EXERCISE INSTRUCTIONS: Starting at the first line, reproduce the listing below in full, exactly as given.

RECORDS FOR THIS EXERCISE:
------
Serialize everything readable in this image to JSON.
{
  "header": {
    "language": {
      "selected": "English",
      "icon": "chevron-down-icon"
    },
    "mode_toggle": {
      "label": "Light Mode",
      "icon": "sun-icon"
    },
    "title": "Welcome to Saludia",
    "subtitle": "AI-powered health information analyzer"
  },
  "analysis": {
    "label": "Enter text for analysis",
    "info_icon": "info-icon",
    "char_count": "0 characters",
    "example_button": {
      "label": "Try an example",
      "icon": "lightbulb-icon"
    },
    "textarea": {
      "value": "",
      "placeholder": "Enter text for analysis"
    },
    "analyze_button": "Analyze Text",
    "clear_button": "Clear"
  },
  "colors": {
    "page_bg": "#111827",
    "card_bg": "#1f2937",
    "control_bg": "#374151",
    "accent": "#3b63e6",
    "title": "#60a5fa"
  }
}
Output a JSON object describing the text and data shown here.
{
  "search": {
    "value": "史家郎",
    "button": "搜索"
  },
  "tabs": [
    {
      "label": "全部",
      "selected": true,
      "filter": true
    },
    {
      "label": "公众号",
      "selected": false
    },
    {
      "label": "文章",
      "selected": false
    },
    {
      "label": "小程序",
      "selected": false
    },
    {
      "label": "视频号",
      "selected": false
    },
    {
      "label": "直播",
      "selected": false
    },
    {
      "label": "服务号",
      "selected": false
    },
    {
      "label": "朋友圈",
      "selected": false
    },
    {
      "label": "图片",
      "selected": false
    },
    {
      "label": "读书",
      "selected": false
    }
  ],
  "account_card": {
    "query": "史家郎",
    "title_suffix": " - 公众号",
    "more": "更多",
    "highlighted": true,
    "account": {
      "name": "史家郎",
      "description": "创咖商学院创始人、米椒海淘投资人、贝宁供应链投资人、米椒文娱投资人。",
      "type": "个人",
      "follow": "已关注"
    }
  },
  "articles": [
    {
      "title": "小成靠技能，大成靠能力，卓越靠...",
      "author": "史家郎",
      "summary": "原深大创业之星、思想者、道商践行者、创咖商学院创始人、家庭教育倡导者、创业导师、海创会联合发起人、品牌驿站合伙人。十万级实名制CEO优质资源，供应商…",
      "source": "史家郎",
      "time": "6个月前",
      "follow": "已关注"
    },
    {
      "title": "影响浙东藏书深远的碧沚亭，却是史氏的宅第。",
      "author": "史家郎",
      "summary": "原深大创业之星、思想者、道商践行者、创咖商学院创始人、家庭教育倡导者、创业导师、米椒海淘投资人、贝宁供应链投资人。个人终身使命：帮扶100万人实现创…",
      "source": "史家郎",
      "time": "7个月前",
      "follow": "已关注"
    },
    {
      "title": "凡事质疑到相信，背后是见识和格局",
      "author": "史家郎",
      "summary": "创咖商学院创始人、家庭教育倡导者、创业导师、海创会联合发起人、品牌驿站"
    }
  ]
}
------
RESPONSE BOX:
Serialize everything readable in this image to JSON.
{
  "header": {
    "language": {
      "selected": "English",
      "icon": "chevron-down-icon"
    },
    "mode_toggle": {
      "label": "Light Mode",
      "icon": "sun-icon"
    },
    "title": "Welcome to Saludia",
    "subtitle": "AI-powered health information analyzer"
  },
  "analysis": {
    "label": "Enter text for analysis",
    "info_icon": "info-icon",
    "char_count": "0 characters",
    "example_button": {
      "label": "Try an example",
      "icon": "lightbulb-icon"
    },
    "textarea": {
      "value": "",
      "placeholder": "Enter text for analysis"
    },
    "analyze_button": "Analyze Text",
    "clear_button": "Clear"
  },
  "colors": {
    "page_bg": "#111827",
    "card_bg": "#1f2937",
    "control_bg": "#374151",
    "accent": "#3b63e6",
    "title": "#60a5fa"
  }
}
Output a JSON object describing the text and data shown here.
{
  "search": {
    "value": "史家郎",
    "button": "搜索"
  },
  "tabs": [
    {
      "label": "全部",
      "selected": true,
      "filter": true
    },
    {
      "label": "公众号",
      "selected": false
    },
    {
      "label": "文章",
      "selected": false
    },
    {
      "label": "小程序",
      "selected": false
    },
    {
      "label": "视频号",
      "selected": false
    },
    {
      "label": "直播",
      "selected": false
    },
    {
      "label": "服务号",
      "selected": false
    },
    {
      "label": "朋友圈",
      "selected": false
    },
    {
      "label": "图片",
      "selected": false
    },
    {
      "label": "读书",
      "selected": false
    }
  ],
  "account_card": {
    "query": "史家郎",
    "title_suffix": " - 公众号",
    "more": "更多",
    "highlighted": true,
    "account": {
      "name": "史家郎",
      "description": "创咖商学院创始人、米椒海淘投资人、贝宁供应链投资人、米椒文娱投资人。",
      "type": "个人",
      "follow": "已关注"
    }
  },
  "articles": [
    {
      "title": "小成靠技能，大成靠能力，卓越靠...",
      "author": "史家郎",
      "summary": "原深大创业之星、思想者、道商践行者、创咖商学院创始人、家庭教育倡导者、创业导师、海创会联合发起人、品牌驿站合伙人。十万级实名制CEO优质资源，供应商…",
      "source": "史家郎",
      "time": "6个月前",
      "follow": "已关注"
    },
    {
      "title": "影响浙东藏书深远的碧沚亭，却是史氏的宅第。",
      "author": "史家郎",
      "summary": "原深大创业之星、思想者、道商践行者、创咖商学院创始人、家庭教育倡导者、创业导师、米椒海淘投资人、贝宁供应链投资人。个人终身使命：帮扶100万人实现创…",
      "source": "史家郎",
      "time": "7个月前",
      "follow": "已关注"
    },
    {
      "title": "凡事质疑到相信，背后是见识和格局",
      "author": "史家郎",
      "summary": "创咖商学院创始人、家庭教育倡导者、创业导师、海创会联合发起人、品牌驿站"
    }
  ]
}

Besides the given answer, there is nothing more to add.